The anti-corruption package presented by the European Commission in May 2023 reaffirms the priority given to combating corruption crimes in the EU. In response to the current disharmony and fragmentation of national legal systems, the proposal for a new EU Directive on combating corruption calls for greater alignment at the European level. By applying the EU’s “non-exclusive” competence in criminal matters, serious corruption offenses will be countered on a shared basis, also in view of their potential cross-border dimension. The authors argue, however, that there are provisions in the proposed directive that raise serious doubts as to the adherence to the principle of proportionality, the tendency to largely equalize responses to corruption in the public and private sectors, and the preservation of basic principles of criminal law, such as legality and the degree of certainty required for offences.Read more
This article outlines the targeted amendment of the PIF Directive proposed in the Commission’s legislative initiative for a Directive on Combating Corruption, which was tabled in May 2023. The targeted amendment seeks to align the PIF Directive with the standards set out in said anti-corruption proposal. The areas of alignment are sanctions for natural and legal persons, aggravating and mitigating circumstances, and limitation periods. The amendment is designed to ensure respect for the principle of equivalence and effective protection of the EU’s financial interests, as laid down in Art. 325 of the Treaty on the Functioning of the European Union.Read more
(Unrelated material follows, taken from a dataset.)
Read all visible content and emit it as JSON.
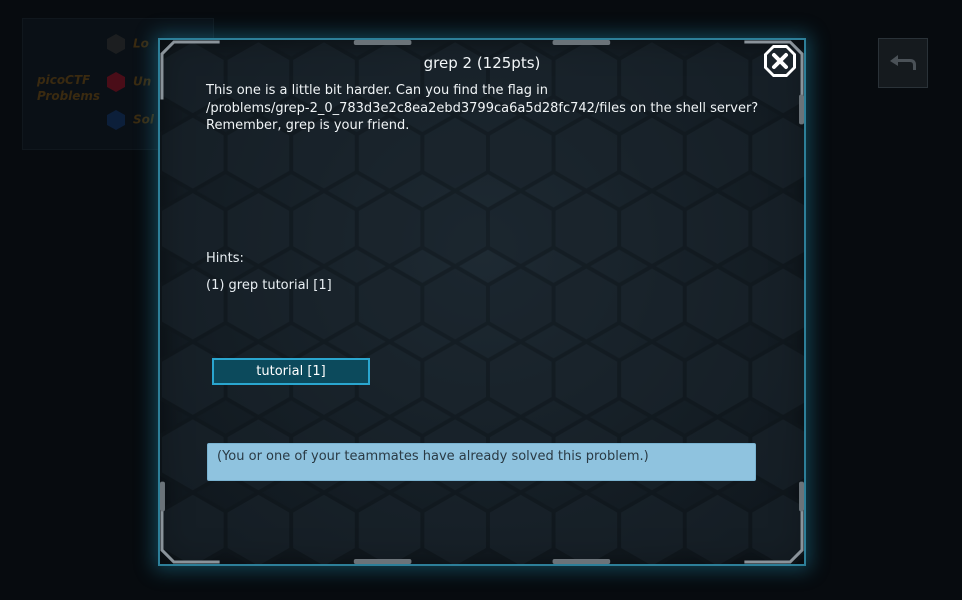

Non-Imputability of Certain Legal Entities and Lack of Methodology When Applying the Transfer of Criminal Liability between Corporations
Systems theory has been criticized in literature on the analysis of organizations and groups of people. Its weaknesses include the lack of ontological support and the absence of evidence demonstrating the validi-ty of its premises. Since Spain incorporated the criminal liability of legal entities into its criminal code as a means of combating corporate crime and corruption, however, the Spanish Supreme Court has been resorting to systems theory to determine when a legal person should be punished.
This article analyzes the serious practical problems that this approach entails, especially when certain complex legal-criminal issues are being dealt with. In addition to the conflicts that arise concerning the principle of legality, systems theory lacks a solid methodology to resolve two questions that emerge in corporate reality: 1) determination of the non-liability of certain legal entities, and 2) clarification of the (in)appropriateness of the criminal punishment of legal persons resulting from and arising … Read more